### DESCRIPTION OF THE TASK
In the entries below, every line that contains "match" must be located and copied.

Web page and app entries
==============================
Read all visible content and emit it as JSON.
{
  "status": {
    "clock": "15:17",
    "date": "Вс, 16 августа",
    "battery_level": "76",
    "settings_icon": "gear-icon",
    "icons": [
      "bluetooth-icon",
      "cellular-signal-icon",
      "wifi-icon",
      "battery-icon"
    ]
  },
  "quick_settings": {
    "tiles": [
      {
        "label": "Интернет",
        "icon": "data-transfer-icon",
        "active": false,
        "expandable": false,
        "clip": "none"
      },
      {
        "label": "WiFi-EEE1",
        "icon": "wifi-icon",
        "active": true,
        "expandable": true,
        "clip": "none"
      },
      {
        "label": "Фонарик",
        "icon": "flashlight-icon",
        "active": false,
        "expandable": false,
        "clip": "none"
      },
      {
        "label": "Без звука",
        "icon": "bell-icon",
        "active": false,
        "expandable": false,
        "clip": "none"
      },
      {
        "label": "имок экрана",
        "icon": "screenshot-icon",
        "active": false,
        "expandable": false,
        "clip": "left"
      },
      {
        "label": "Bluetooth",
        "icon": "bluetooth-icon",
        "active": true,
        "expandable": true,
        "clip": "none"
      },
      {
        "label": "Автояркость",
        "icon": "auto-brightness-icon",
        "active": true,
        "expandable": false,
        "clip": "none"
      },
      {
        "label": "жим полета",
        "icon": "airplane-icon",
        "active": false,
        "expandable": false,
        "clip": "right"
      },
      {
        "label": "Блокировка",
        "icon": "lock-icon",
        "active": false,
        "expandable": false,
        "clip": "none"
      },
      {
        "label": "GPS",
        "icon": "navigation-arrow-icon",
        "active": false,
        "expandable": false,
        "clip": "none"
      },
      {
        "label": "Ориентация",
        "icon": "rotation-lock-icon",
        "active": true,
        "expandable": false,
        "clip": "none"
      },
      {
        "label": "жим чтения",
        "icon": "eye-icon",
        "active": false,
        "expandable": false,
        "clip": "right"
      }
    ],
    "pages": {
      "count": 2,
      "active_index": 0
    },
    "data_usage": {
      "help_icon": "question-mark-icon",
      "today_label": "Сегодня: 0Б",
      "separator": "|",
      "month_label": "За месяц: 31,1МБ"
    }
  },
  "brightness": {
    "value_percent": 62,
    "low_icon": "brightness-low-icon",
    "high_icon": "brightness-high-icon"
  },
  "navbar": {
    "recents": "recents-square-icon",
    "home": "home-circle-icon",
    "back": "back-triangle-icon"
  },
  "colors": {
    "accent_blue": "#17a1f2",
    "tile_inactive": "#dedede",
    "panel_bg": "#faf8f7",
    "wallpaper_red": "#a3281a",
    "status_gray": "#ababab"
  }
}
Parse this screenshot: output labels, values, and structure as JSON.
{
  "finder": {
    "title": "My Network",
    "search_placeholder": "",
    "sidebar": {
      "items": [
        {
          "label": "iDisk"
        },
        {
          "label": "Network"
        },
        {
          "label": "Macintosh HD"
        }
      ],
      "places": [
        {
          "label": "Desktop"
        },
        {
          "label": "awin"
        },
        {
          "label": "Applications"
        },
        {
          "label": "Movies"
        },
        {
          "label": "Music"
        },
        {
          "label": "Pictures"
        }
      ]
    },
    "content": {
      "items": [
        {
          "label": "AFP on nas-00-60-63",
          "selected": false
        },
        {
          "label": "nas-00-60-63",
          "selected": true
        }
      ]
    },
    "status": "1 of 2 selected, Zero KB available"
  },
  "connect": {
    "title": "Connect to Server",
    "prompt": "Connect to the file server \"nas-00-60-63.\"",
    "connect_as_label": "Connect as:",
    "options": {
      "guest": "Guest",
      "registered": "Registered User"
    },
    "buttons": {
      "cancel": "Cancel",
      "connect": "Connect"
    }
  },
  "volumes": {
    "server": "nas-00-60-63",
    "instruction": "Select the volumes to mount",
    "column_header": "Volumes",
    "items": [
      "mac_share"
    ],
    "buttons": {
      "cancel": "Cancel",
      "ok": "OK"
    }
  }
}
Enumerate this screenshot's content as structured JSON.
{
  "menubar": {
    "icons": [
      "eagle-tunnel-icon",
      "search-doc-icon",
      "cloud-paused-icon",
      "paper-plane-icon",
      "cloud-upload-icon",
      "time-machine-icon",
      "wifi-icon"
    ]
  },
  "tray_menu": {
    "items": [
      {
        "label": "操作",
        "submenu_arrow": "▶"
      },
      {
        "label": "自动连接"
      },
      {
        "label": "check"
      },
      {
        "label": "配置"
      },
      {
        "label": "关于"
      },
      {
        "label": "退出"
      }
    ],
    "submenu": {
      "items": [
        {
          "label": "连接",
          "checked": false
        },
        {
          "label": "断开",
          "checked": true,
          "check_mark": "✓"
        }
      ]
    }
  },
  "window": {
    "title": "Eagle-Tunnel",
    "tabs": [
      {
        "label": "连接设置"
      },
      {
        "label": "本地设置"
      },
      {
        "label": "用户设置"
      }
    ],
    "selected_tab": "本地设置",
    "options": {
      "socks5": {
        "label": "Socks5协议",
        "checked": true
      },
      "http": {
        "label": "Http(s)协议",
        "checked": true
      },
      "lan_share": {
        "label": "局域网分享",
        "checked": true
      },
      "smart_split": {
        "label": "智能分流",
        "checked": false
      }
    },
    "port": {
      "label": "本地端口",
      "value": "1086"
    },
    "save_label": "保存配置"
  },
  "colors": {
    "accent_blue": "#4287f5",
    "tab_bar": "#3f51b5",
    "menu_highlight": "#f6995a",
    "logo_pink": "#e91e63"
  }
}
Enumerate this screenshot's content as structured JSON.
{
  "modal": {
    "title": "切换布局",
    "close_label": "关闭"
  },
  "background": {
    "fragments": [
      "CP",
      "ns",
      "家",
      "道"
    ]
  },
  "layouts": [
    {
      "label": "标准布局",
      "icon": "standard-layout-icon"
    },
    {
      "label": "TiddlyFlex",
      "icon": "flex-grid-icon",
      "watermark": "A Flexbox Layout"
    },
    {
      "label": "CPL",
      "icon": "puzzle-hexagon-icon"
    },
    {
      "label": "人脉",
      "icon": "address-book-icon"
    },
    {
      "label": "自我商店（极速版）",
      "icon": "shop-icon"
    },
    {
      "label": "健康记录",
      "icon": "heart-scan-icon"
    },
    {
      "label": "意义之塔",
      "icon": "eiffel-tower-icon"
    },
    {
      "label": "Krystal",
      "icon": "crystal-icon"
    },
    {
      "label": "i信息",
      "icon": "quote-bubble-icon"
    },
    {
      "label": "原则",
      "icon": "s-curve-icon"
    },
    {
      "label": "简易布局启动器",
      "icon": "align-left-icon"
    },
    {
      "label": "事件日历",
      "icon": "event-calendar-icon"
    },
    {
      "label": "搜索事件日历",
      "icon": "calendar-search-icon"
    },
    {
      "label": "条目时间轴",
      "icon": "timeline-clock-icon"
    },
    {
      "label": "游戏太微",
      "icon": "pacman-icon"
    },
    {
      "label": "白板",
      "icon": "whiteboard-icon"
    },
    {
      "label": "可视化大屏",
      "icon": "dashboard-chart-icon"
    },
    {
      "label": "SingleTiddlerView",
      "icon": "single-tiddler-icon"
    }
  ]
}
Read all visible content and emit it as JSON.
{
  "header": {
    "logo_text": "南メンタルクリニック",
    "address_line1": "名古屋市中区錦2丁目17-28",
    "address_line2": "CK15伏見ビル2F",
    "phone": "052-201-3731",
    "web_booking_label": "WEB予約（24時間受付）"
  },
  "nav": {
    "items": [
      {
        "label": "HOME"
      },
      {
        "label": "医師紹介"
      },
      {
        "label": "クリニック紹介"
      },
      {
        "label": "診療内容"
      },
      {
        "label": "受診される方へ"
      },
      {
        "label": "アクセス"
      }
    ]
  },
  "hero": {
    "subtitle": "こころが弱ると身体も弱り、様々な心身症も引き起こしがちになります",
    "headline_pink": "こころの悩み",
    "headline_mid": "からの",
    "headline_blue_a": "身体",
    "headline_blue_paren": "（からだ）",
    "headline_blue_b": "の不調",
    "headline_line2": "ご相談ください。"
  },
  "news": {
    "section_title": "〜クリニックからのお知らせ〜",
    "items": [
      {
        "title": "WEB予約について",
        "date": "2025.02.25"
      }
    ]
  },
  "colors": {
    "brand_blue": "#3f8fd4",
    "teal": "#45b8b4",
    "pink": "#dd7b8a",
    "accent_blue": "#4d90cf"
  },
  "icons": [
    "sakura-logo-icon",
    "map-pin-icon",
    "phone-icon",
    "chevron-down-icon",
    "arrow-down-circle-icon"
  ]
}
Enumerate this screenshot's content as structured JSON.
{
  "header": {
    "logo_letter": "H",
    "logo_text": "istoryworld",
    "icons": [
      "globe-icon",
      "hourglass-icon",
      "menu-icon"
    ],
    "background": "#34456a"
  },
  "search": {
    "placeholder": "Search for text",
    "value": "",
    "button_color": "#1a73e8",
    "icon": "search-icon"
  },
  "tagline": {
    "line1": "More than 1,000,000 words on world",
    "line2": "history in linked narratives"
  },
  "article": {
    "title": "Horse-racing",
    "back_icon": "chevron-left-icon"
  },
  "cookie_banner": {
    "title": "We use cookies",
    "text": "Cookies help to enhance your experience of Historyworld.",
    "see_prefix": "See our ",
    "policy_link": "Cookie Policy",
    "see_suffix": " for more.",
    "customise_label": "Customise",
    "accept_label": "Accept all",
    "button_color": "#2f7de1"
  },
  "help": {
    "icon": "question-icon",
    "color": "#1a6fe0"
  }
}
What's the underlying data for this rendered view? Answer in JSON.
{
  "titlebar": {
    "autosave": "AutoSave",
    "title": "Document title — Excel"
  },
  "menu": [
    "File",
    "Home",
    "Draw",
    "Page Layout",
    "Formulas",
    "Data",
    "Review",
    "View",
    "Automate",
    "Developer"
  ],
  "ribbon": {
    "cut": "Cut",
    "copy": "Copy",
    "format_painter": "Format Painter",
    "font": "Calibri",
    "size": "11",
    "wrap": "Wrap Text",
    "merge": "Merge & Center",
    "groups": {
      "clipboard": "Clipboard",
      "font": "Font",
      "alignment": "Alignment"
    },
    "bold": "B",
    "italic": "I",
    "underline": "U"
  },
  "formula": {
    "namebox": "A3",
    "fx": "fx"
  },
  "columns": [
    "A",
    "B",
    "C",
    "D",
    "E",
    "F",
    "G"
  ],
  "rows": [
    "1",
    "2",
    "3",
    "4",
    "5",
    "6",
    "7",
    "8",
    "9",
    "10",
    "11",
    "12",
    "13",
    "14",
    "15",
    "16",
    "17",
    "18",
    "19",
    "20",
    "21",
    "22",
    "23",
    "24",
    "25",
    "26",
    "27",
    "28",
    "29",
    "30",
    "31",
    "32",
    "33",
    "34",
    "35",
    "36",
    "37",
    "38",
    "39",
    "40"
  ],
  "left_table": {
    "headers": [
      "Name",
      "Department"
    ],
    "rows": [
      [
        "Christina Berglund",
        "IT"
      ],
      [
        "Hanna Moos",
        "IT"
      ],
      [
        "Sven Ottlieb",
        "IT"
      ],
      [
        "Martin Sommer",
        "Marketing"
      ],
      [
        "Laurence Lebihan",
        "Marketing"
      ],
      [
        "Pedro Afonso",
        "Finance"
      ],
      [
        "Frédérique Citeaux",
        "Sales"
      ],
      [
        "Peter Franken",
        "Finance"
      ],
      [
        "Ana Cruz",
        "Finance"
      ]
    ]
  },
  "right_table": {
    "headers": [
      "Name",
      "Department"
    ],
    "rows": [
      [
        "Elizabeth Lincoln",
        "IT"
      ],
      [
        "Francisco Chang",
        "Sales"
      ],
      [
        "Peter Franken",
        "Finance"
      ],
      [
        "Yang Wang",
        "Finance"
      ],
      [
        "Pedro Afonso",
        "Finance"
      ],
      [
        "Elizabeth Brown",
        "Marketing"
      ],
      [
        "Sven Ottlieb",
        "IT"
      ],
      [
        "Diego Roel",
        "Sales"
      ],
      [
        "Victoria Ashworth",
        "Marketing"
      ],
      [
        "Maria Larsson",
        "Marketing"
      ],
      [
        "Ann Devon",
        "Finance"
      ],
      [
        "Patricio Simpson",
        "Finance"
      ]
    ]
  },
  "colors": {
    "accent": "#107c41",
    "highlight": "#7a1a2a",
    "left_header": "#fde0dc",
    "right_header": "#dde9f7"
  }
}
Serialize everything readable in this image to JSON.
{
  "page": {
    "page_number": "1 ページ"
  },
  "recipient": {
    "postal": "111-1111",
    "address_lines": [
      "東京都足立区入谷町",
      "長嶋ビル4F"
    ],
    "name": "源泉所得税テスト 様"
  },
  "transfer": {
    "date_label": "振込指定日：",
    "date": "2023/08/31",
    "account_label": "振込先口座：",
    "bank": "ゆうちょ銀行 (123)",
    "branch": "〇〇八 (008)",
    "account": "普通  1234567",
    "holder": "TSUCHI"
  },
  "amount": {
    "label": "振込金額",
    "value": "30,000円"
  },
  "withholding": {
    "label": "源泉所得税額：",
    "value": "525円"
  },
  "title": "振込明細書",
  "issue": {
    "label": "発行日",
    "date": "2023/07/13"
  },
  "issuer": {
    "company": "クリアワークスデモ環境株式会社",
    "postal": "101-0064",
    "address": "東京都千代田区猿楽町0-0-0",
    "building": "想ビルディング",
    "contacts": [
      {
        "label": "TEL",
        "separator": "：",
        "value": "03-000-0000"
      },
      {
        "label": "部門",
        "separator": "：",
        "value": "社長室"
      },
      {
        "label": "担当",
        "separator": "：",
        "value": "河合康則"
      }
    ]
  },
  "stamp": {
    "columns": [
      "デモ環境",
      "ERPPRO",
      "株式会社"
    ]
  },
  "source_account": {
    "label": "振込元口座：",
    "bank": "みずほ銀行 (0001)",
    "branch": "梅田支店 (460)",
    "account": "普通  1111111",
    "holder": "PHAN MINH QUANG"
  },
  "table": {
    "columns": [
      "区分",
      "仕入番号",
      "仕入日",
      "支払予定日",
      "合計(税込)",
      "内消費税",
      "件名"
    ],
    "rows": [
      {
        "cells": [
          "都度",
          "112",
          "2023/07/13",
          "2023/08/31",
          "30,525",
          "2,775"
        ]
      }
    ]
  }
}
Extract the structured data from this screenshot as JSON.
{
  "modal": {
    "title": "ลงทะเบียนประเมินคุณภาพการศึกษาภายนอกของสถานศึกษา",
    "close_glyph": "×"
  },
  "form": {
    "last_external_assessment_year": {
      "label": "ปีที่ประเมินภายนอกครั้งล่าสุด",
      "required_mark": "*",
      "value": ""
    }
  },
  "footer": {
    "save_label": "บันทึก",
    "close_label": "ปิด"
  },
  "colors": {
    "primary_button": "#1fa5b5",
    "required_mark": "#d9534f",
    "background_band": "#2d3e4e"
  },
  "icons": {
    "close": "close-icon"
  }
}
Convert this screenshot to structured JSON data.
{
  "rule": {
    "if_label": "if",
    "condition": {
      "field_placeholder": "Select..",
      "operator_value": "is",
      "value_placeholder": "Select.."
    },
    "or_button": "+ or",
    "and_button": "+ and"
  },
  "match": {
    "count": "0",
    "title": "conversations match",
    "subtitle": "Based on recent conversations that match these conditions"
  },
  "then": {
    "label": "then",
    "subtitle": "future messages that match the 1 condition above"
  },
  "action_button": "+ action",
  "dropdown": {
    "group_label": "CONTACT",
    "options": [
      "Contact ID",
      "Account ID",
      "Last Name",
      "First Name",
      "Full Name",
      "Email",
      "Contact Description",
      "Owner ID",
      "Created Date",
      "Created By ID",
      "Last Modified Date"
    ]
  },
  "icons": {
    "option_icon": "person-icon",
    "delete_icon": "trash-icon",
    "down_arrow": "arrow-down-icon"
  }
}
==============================
### SOLUTION FOR THIS TASK
  "match": {
    "title": "conversations match",
    "subtitle": "Based on recent conversations that match these conditions"
    "subtitle": "future messages that match the 1 condition above"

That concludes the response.